*Input for this task*:

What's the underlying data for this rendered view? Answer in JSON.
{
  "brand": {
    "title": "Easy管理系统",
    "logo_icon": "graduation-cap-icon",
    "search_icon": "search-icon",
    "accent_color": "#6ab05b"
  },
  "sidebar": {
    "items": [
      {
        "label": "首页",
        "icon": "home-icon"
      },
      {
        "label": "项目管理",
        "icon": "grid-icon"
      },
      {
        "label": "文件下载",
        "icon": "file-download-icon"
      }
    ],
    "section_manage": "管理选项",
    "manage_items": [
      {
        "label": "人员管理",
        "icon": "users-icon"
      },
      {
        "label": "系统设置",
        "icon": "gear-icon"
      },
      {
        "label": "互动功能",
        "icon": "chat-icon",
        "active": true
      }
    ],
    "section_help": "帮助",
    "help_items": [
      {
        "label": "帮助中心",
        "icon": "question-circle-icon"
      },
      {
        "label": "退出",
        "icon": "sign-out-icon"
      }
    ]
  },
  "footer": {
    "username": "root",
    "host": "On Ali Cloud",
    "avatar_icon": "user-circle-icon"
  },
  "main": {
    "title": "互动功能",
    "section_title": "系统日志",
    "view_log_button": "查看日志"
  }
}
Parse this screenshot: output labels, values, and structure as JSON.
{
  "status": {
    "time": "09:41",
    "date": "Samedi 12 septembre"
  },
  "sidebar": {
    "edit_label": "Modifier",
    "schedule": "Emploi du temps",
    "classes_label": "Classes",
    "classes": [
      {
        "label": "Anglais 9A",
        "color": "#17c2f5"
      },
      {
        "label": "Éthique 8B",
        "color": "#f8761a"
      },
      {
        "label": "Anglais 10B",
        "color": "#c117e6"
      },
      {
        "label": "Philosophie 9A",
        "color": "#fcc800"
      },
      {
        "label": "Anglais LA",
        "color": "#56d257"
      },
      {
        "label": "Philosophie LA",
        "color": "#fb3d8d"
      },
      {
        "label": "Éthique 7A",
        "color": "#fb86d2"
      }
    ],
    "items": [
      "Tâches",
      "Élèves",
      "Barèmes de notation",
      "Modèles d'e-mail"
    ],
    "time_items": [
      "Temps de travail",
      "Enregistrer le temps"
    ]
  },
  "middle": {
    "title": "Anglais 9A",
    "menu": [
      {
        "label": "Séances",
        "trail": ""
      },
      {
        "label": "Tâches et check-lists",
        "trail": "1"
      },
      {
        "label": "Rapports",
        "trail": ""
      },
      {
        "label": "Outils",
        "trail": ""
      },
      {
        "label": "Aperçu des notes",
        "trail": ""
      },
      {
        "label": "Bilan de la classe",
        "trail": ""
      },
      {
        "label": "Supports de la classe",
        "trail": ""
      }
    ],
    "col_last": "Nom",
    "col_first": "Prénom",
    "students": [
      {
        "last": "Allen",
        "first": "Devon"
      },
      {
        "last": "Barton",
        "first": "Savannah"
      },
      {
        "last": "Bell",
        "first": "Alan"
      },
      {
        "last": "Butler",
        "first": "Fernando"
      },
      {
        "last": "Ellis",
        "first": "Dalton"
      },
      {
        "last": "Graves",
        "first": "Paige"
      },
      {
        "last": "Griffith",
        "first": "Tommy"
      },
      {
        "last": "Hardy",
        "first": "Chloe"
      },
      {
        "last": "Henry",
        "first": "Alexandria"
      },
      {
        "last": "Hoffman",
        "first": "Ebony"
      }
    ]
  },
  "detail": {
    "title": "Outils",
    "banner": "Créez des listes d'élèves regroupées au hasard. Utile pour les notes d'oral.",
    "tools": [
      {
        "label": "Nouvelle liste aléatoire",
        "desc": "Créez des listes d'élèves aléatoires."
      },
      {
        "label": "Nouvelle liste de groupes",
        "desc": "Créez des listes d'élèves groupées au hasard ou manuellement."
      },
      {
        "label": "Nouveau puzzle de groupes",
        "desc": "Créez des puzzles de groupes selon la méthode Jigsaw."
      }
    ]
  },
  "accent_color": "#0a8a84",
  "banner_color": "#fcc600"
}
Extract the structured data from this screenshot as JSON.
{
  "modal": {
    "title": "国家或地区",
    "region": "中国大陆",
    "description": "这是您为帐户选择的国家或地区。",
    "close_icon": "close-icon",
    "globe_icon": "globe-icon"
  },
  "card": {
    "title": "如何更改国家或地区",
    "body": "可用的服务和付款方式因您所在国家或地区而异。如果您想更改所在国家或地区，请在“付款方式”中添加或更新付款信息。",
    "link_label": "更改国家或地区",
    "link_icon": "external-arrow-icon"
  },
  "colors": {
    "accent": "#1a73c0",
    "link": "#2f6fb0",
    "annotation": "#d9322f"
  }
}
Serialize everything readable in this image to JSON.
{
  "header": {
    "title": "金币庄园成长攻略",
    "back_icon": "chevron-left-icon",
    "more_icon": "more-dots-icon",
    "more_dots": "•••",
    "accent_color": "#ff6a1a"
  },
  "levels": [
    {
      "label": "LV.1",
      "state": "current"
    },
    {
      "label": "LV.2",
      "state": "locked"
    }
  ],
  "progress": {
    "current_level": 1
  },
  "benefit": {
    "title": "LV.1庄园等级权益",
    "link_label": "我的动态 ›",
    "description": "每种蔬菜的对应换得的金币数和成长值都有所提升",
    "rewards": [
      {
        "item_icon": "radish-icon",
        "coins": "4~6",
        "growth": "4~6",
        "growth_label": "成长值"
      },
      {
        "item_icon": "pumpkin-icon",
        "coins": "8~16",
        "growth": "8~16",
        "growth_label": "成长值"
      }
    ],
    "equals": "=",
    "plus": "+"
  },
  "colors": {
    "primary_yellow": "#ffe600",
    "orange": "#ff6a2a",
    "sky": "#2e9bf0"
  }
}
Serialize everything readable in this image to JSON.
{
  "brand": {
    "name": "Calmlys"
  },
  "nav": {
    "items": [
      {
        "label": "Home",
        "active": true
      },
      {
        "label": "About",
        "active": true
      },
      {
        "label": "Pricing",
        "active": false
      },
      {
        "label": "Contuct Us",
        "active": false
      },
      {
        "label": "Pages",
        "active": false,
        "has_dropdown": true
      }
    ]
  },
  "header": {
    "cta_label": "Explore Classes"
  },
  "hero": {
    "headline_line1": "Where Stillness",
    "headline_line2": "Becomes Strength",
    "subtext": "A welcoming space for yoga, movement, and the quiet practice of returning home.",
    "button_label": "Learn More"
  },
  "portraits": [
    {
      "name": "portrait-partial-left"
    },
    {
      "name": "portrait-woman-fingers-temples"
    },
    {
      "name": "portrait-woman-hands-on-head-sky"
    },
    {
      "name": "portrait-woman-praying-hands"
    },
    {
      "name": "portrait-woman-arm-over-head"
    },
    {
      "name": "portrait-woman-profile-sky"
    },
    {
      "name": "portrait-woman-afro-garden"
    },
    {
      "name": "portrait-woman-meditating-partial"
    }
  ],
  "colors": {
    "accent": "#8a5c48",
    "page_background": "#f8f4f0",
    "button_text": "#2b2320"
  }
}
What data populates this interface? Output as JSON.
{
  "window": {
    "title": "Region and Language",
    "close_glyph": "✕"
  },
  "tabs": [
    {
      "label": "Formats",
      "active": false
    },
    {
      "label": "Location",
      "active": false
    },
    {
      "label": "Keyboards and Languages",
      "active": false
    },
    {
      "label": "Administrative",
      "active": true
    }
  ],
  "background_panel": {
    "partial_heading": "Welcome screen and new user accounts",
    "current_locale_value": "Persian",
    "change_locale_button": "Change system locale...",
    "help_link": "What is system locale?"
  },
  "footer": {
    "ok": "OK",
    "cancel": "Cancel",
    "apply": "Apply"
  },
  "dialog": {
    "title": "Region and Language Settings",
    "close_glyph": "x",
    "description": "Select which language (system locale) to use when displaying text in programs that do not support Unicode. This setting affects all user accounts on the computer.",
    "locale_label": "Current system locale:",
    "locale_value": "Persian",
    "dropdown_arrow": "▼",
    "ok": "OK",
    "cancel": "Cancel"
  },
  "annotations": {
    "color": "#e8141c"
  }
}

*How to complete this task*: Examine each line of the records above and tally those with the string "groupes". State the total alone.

*Result*: 3